Life as an astronaut is not easy. Aside from undergoing rigorous training to even be considered for this job, the time spent in microgravity presents several challenges. This not only refers to health issues but also requires adapting to the fact that objects don’t fall to the ground; instead, they float in the vicinity where they were released, unless given a strong enough impulse. Upon returning to Earth, one must readjust to the normal gravitational conditions.
The recent spacewalk by NASA astronauts Jasmin Moghbeli and Loral O’Hara on November 1 might have resulted in a mishap. They completed an almost seven-hour extravehicular activity outside the International Space Station (ISS). These spacewalks are frequently a highlight of an ISS mission, aimed at maintaining or repairing external components, in this instance, solar panels.

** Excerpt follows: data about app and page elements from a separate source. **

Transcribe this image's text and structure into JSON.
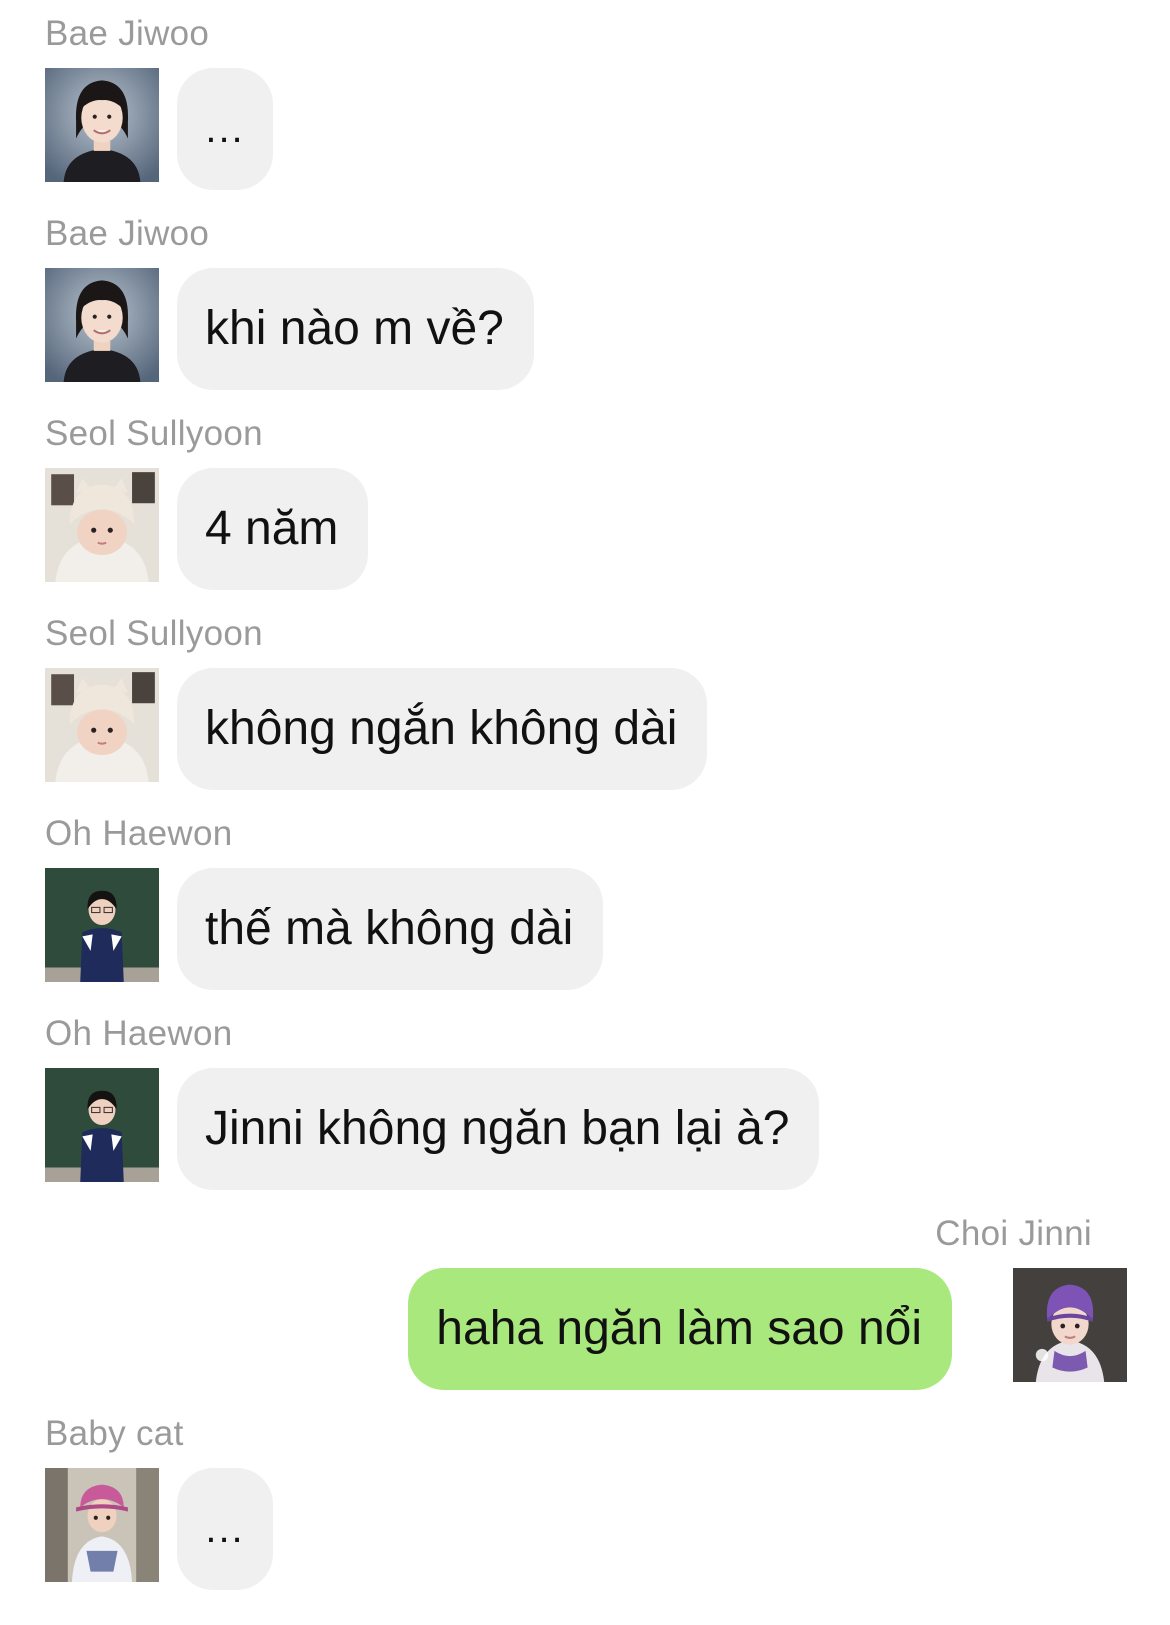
{
  "colors": {
    "incoming_bubble": "#f0f0f0",
    "outgoing_bubble": "#a9e87c",
    "sender_name": "#9a9a9a",
    "text": "#111111"
  },
  "messages": [
    {
      "sender": "Bae Jiwoo",
      "text": "...",
      "side": "left",
      "avatar": "girl-portrait-avatar"
    },
    {
      "sender": "Bae Jiwoo",
      "text": "khi nào m về?",
      "side": "left",
      "avatar": "girl-portrait-avatar"
    },
    {
      "sender": "Seol Sullyoon",
      "text": "4 năm",
      "side": "left",
      "avatar": "baby-hat-avatar"
    },
    {
      "sender": "Seol Sullyoon",
      "text": "không ngắn không dài",
      "side": "left",
      "avatar": "baby-hat-avatar"
    },
    {
      "sender": "Oh Haewon",
      "text": "thế mà không dài",
      "side": "left",
      "avatar": "child-chalkboard-avatar"
    },
    {
      "sender": "Oh Haewon",
      "text": "Jinni không ngăn bạn lại à?",
      "side": "left",
      "avatar": "child-chalkboard-avatar"
    },
    {
      "sender": "Choi Jinni",
      "text": "haha ngăn làm sao nổi",
      "side": "right",
      "avatar": "purple-beanie-avatar"
    },
    {
      "sender": "Baby cat",
      "text": "...",
      "side": "left",
      "avatar": "child-pink-hat-avatar"
    }
  ]
}
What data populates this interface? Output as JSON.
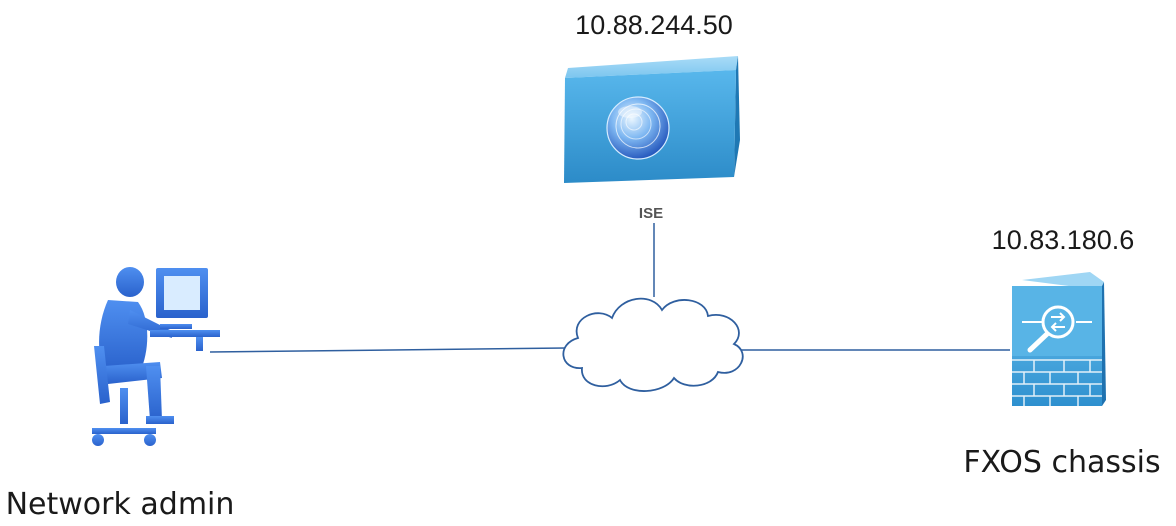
{
  "nodes": {
    "ise": {
      "ip": "10.88.244.50",
      "label": "ISE",
      "icon": "ise-server-icon"
    },
    "fxos": {
      "ip": "10.83.180.6",
      "label": "FXOS chassis",
      "icon": "firewall-appliance-icon"
    },
    "admin": {
      "label": "Network admin",
      "icon": "network-admin-workstation-icon"
    },
    "network": {
      "icon": "network-cloud-icon"
    }
  },
  "colors": {
    "link": "#2f5f9f",
    "device_blue": "#3d9bd6",
    "admin_blue": "#3f7ee0"
  }
}
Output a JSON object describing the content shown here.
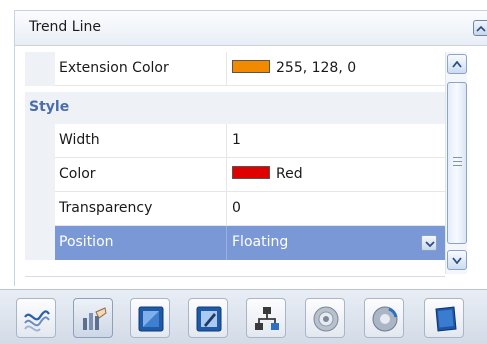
{
  "panel": {
    "title": "Trend Line",
    "collapse_icon": "chevron-up-icon"
  },
  "grid": {
    "rows_before": [
      {
        "name": "Extension Color",
        "value": "255, 128, 0",
        "swatch": "#f28a00"
      }
    ],
    "category": "Style",
    "rows": [
      {
        "name": "Width",
        "value": "1"
      },
      {
        "name": "Color",
        "value": "Red",
        "swatch": "#e00000"
      },
      {
        "name": "Transparency",
        "value": "0"
      },
      {
        "name": "Position",
        "value": "Floating",
        "selected": true
      }
    ]
  },
  "colors": {
    "selection": "#7b98d6",
    "category_text": "#4a6eaa",
    "gutter": "#eef1f6"
  },
  "toolbar": {
    "tools": [
      {
        "icon": "trend-waves-icon"
      },
      {
        "icon": "bar-chart-hand-icon",
        "active": true
      },
      {
        "icon": "window-blue-icon"
      },
      {
        "icon": "edit-window-icon"
      },
      {
        "icon": "network-icon"
      },
      {
        "icon": "gear-disc-icon"
      },
      {
        "icon": "refresh-disc-icon"
      },
      {
        "icon": "blue-book-icon"
      }
    ]
  }
}
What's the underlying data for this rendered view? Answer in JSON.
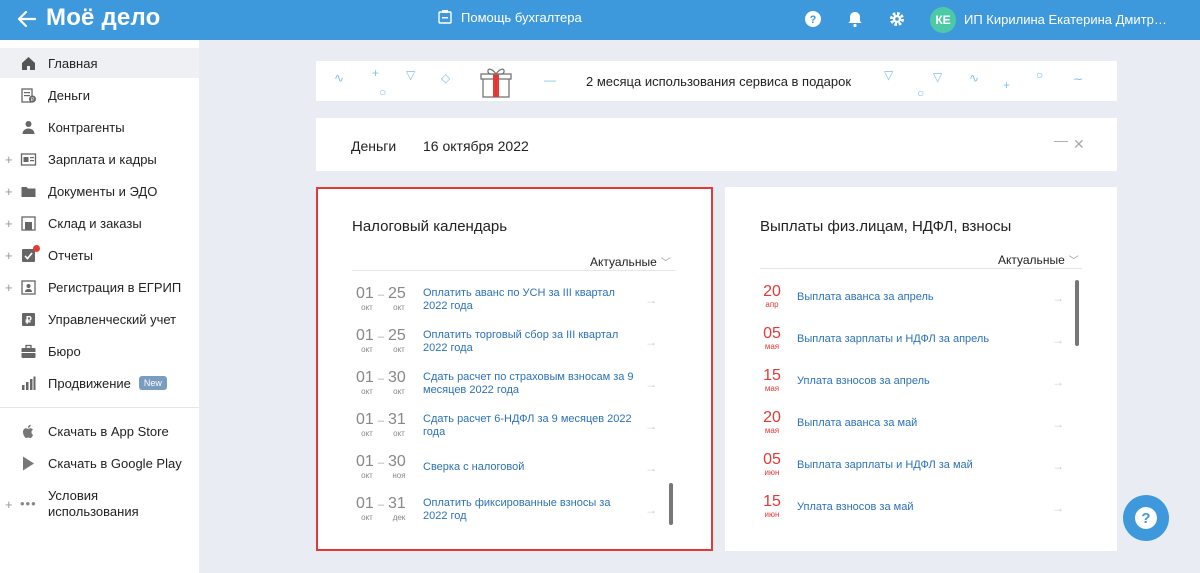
{
  "topbar": {
    "logo": "Моё дело",
    "helper_label": "Помощь бухгалтера",
    "avatar_initials": "КЕ",
    "user_name": "ИП Кирилина Екатерина Дмитриевна"
  },
  "sidebar": {
    "items": [
      {
        "label": "Главная",
        "icon": "home-icon",
        "expandable": false
      },
      {
        "label": "Деньги",
        "icon": "money-icon",
        "expandable": false
      },
      {
        "label": "Контрагенты",
        "icon": "contractors-icon",
        "expandable": false
      },
      {
        "label": "Зарплата и кадры",
        "icon": "salary-icon",
        "expandable": true
      },
      {
        "label": "Документы и ЭДО",
        "icon": "documents-icon",
        "expandable": true
      },
      {
        "label": "Склад и заказы",
        "icon": "warehouse-icon",
        "expandable": true
      },
      {
        "label": "Отчеты",
        "icon": "reports-icon",
        "expandable": true
      },
      {
        "label": "Регистрация в ЕГРИП",
        "icon": "registration-icon",
        "expandable": true
      },
      {
        "label": "Управленческий учет",
        "icon": "management-icon",
        "expandable": false
      },
      {
        "label": "Бюро",
        "icon": "bureau-icon",
        "expandable": false
      },
      {
        "label": "Продвижение",
        "icon": "promotion-icon",
        "expandable": false,
        "badge": "New"
      }
    ],
    "bottom_items": [
      {
        "label": "Скачать в App Store",
        "icon": "apple-icon"
      },
      {
        "label": "Скачать в Google Play",
        "icon": "google-play-icon"
      },
      {
        "label": "Условия использования",
        "label_line1": "Условия",
        "label_line2": "использования",
        "icon": "more-icon"
      }
    ]
  },
  "banner": {
    "text": "2 месяца использования сервиса в подарок"
  },
  "money_card": {
    "title": "Деньги",
    "date": "16 октября 2022",
    "minimize": "—",
    "close": "✕"
  },
  "tax_calendar": {
    "title": "Налоговый календарь",
    "filter": "Актуальные",
    "rows": [
      {
        "from_day": "01",
        "from_mon": "окт",
        "to_day": "25",
        "to_mon": "окт",
        "line1": "Оплатить аванс по УСН за III квартал",
        "line2": "2022 года"
      },
      {
        "from_day": "01",
        "from_mon": "окт",
        "to_day": "25",
        "to_mon": "окт",
        "line1": "Оплатить торговый сбор за III квартал",
        "line2": "2022 года"
      },
      {
        "from_day": "01",
        "from_mon": "окт",
        "to_day": "30",
        "to_mon": "окт",
        "line1": "Сдать расчет по страховым взносам за 9",
        "line2": "месяцев 2022 года"
      },
      {
        "from_day": "01",
        "from_mon": "окт",
        "to_day": "31",
        "to_mon": "окт",
        "line1": "Сдать расчет 6-НДФЛ за 9 месяцев 2022",
        "line2": "года"
      },
      {
        "from_day": "01",
        "from_mon": "окт",
        "to_day": "30",
        "to_mon": "ноя",
        "line1": "Сверка с налоговой",
        "line2": ""
      },
      {
        "from_day": "01",
        "from_mon": "окт",
        "to_day": "31",
        "to_mon": "дек",
        "line1": "Оплатить фиксированные взносы за",
        "line2": "2022 год"
      }
    ]
  },
  "payouts": {
    "title": "Выплаты физ.лицам, НДФЛ, взносы",
    "filter": "Актуальные",
    "rows": [
      {
        "day": "20",
        "mon": "апр",
        "text": "Выплата аванса за апрель"
      },
      {
        "day": "05",
        "mon": "мая",
        "text": "Выплата зарплаты и НДФЛ за апрель"
      },
      {
        "day": "15",
        "mon": "мая",
        "text": "Уплата взносов за апрель"
      },
      {
        "day": "20",
        "mon": "мая",
        "text": "Выплата аванса за май"
      },
      {
        "day": "05",
        "mon": "июн",
        "text": "Выплата зарплаты и НДФЛ за май"
      },
      {
        "day": "15",
        "mon": "июн",
        "text": "Уплата взносов за май"
      }
    ]
  },
  "colors": {
    "brand": "#3d99dc",
    "accent_red": "#e53935",
    "link": "#2b72b8"
  }
}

During the spacewalk, Moghbeli accidentally let go of a bag containing instruments. The US space agency NASA has not disclosed the exact contents of the container. However, they provided reassuring information: “The tools were not needed for the remainder of the spacewalk. Mission Control analyzed the bag’s trajectory and determined that risk of recontacting the station is low and that the onboard crew and space station are safe with no action required.”
Space enthusiasts, such as the operators of the “earthsky.org” site, later pointed out that the object could be seen with binoculars, provided one knew the current location of the ISS (which can be determined using apps like “Spot the Station”). The bag orbits the Earth a few minutes ahead of the space station at approximately 400 kilometers above the Earth, gradually losing altitude.
According to the forecast, it will eventually descend into the Earth’s atmosphere and burn up at an altitude of about 110 kilometers. This is estimated to occur around March 2024.
Not the First and Likely Not the Last Incident
The NASA tools are not the only things that humans have left behind in Earth’s orbit. The European Space Agency (ESA) estimates that over 36,000 objects larger than ten centimeters are present. Many of these objects originate from past missions and constitute parts of rockets or satellites.
This incident is not the initial extravehicular activity on a space station where items have gone missing. For instance, during the Gemini 4 mission in 1965, the first American spacewalker, Ed White, lost a spare glove. In 2006, Joe Tanner lost a bolt during an extravehicular activity with colleague Heidemarie Stefanyshyn-Piper. Two years later, Stefanyshyn-Piper herself lost an item in space—a toolbag—as captured on video, with her initial response being an evidently exasperated “Oh, great.”
Another illustration involves Piers Sellers, who, along with colleague Mike Fossum, was spacewalking in 2006. Sellers alerted, “Guys, I think my spatula has escaped“. The consoling response followed shortly: “Hey, that can happen.”
Featured Image: AP/Roscosmos State Space Corporation